**About this exercise:** Lines in the records below that contain the word "local" must each be copied.

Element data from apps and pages
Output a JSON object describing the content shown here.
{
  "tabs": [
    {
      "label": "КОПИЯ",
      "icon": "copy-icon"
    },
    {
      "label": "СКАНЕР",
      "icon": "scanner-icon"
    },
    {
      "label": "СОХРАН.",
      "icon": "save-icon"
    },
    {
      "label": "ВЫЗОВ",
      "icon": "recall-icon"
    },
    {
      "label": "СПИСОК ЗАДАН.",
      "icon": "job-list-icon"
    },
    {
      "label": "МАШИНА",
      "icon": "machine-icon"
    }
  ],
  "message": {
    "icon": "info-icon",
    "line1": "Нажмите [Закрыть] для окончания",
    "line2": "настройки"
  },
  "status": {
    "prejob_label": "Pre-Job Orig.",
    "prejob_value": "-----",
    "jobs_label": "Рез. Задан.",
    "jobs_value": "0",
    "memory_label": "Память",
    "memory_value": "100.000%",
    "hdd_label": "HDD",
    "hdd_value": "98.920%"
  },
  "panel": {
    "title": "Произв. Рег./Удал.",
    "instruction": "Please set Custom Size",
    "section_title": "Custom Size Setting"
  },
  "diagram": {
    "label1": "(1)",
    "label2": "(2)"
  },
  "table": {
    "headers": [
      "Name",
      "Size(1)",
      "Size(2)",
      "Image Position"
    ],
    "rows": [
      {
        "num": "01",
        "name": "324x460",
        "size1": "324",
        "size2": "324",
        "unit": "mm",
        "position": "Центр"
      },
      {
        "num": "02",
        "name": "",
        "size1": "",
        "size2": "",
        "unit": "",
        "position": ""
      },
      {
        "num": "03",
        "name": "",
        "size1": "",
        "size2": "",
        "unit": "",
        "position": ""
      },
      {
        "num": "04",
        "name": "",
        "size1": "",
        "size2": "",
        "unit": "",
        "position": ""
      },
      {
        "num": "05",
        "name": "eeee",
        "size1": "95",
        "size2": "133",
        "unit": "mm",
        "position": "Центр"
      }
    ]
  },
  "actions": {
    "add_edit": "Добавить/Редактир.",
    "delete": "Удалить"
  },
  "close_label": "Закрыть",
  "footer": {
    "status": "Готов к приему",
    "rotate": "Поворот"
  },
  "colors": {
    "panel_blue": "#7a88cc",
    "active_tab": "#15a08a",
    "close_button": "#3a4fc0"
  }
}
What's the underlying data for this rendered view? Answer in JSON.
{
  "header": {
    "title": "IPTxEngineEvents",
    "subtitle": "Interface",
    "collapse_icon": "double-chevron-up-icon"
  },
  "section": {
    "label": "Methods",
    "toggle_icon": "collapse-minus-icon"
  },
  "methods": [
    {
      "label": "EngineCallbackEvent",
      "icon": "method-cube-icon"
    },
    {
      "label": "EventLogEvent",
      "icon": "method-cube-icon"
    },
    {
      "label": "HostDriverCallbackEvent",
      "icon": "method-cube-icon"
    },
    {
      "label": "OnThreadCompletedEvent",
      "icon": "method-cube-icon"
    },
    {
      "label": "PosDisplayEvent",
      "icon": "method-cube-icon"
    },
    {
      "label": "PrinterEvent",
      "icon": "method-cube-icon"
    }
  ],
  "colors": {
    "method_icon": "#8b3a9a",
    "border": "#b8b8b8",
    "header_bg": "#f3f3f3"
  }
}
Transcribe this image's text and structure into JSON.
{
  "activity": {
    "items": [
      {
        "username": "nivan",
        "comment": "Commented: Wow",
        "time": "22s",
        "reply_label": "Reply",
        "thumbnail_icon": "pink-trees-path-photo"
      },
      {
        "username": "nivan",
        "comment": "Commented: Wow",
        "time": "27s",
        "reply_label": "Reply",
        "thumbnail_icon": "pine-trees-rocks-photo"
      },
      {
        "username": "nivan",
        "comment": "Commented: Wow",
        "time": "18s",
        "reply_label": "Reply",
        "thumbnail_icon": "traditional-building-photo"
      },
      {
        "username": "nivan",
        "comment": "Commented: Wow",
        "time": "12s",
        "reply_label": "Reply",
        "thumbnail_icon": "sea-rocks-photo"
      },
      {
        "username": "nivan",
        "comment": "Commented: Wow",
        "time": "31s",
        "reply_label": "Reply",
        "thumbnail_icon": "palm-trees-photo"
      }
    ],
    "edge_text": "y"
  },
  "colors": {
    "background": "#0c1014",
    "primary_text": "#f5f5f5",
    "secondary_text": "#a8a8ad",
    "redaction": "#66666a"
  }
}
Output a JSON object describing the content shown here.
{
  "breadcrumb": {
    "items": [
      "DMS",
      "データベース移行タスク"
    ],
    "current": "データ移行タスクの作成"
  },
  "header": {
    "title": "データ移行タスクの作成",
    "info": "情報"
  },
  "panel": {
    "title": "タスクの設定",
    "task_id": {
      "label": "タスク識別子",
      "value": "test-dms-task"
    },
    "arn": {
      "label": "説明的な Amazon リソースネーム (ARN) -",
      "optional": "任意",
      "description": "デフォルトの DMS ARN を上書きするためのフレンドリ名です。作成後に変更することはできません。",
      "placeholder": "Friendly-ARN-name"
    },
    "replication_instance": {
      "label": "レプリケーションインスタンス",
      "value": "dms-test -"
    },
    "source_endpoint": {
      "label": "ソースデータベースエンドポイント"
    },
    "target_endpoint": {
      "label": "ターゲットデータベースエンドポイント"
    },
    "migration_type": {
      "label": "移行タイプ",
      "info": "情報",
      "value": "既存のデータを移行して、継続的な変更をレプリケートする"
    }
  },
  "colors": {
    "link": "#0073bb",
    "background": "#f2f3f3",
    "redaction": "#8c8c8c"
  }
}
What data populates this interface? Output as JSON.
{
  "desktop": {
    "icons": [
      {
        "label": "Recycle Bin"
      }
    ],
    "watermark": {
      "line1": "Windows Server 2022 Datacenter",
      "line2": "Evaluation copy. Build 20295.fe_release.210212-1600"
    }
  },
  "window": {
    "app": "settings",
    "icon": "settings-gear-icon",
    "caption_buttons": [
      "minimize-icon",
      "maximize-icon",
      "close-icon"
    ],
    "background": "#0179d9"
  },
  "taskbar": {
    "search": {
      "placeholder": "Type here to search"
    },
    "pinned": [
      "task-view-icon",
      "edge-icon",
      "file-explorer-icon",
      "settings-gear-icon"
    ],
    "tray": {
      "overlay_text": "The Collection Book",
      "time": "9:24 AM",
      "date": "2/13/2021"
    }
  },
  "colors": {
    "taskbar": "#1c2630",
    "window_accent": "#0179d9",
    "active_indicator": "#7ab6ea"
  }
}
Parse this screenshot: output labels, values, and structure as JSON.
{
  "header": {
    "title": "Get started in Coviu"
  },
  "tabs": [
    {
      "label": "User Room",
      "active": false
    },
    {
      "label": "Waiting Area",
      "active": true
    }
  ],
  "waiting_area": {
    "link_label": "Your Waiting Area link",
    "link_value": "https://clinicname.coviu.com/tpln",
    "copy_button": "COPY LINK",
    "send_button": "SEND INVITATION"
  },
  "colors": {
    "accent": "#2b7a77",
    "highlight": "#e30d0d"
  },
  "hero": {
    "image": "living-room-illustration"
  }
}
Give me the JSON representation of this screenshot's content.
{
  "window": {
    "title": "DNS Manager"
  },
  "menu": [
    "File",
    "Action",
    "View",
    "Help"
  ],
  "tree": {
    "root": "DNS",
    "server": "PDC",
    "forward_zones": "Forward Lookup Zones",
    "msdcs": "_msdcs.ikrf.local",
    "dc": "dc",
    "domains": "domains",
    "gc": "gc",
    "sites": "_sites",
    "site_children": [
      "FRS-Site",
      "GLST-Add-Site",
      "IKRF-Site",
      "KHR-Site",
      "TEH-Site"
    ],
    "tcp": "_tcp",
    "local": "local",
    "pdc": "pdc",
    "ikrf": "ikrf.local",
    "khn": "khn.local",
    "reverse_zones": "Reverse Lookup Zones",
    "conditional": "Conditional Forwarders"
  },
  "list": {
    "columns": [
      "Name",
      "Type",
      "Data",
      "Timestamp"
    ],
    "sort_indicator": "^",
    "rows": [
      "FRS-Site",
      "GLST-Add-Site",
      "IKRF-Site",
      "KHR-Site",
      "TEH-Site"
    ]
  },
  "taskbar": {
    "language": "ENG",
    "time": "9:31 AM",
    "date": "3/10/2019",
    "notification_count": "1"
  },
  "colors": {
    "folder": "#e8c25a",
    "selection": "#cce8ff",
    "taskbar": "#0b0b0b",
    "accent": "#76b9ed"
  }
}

**Solved problem:**
    "msdcs": "_msdcs.ikrf.local",
    "local": "local",
    "ikrf": "ikrf.local",
    "khn": "khn.local",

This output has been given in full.